Take the 2-minute tour ×
Stack Overflow is a question and answer site for professional and enthusiast programmers. It's 100% free, no registration required.

I am having a weird issue with Python. For some reason, when I call it from the command line, I can use the replace() function as much as I want but I cannot use it inside a specific class. The code yields the following (well-known) error:

    File "/homes/mmj11/malice/lexer.py", line 96, in replaceInTree
    tree[i] = tree[i].replace("  "," ")
    TypeError: 'str' object is not callable

The function I'm using is the following:

   def replaceInTree(self, tree):
    for i in range(len(tree)):
      if type(tree[i] is str):
         tree[i] = tree[i].replace("  "," ")
         tree[i] = tree[i].replace(tree[i], self.getToken(tree[i]))
      else:
         tree[i] = self.replaceInTree(tree)
    return tree

I really think this should not happen as I can do the exact same thing in the command line. I am very sure that str's are meant to be callable.

share|improve this question
    
"I am very sure that str's are meant to be callable." No. –  Marcin Nov 20 '12 at 18:27

2 Answers 2

I would do this:

if type(tree[i]) is str:

instead of this:

if type(tree[i] is str):

The way you have it written evaluates to if type(false), which is equivalent to if bool, which will always be truthy.

share|improve this answer

Instead of

 if type(tree[i] is str):

Dont you mean to do

 if type(tree[i]) is str:
share|improve this answer
    
Thanks, that did it. It's weird how it reported an error on the next line. –  Mihai Jiplea Nov 20 '12 at 18:31

Your Answer

 
discard

By posting your answer, you agree to the privacy policy and terms of service.

Not the answer you're looking for?

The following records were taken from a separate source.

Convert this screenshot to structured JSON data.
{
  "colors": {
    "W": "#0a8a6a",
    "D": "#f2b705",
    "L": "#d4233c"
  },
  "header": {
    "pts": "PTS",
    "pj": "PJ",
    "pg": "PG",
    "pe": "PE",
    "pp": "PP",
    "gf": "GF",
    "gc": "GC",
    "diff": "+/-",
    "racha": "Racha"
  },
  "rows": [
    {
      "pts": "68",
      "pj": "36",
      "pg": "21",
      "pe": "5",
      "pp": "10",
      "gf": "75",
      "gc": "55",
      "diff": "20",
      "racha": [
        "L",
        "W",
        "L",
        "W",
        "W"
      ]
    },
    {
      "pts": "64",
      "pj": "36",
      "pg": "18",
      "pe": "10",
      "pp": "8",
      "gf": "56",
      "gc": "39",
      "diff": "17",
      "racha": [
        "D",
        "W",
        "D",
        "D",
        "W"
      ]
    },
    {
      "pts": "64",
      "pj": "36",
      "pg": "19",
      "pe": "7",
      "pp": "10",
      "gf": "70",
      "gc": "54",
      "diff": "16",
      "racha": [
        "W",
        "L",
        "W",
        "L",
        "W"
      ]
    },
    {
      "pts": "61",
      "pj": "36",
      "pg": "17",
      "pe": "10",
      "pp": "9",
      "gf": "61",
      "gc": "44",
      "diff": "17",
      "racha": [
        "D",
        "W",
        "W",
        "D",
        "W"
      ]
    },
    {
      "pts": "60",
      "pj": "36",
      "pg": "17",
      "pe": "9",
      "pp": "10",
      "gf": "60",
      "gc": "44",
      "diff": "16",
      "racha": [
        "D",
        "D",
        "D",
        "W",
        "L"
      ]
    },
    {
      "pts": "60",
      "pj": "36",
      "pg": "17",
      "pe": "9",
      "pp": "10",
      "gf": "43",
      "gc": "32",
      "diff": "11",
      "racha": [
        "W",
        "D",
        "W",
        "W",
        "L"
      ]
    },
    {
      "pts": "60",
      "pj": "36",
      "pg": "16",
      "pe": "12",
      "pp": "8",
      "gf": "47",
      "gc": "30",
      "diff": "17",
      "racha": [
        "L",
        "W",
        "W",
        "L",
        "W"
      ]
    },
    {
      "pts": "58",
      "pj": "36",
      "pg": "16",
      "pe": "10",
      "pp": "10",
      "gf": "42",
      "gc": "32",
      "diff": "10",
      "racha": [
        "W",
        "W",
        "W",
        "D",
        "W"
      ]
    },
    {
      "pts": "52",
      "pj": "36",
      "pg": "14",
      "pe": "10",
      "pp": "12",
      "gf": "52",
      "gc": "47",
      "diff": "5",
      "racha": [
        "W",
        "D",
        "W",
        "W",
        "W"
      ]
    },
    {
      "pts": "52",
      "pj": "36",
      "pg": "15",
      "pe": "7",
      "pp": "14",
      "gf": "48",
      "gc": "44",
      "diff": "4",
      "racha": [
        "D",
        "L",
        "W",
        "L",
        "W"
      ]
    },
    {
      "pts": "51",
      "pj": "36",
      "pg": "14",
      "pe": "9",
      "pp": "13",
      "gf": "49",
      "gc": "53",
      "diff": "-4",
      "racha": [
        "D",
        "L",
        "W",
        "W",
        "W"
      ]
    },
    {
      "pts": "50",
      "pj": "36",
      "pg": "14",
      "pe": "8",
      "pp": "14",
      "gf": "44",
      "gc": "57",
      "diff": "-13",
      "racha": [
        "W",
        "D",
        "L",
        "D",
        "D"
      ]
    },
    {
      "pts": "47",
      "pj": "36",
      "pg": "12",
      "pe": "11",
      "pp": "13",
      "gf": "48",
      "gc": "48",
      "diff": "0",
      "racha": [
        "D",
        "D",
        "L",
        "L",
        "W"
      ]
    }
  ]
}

Browse other questions tagged or ask your own question.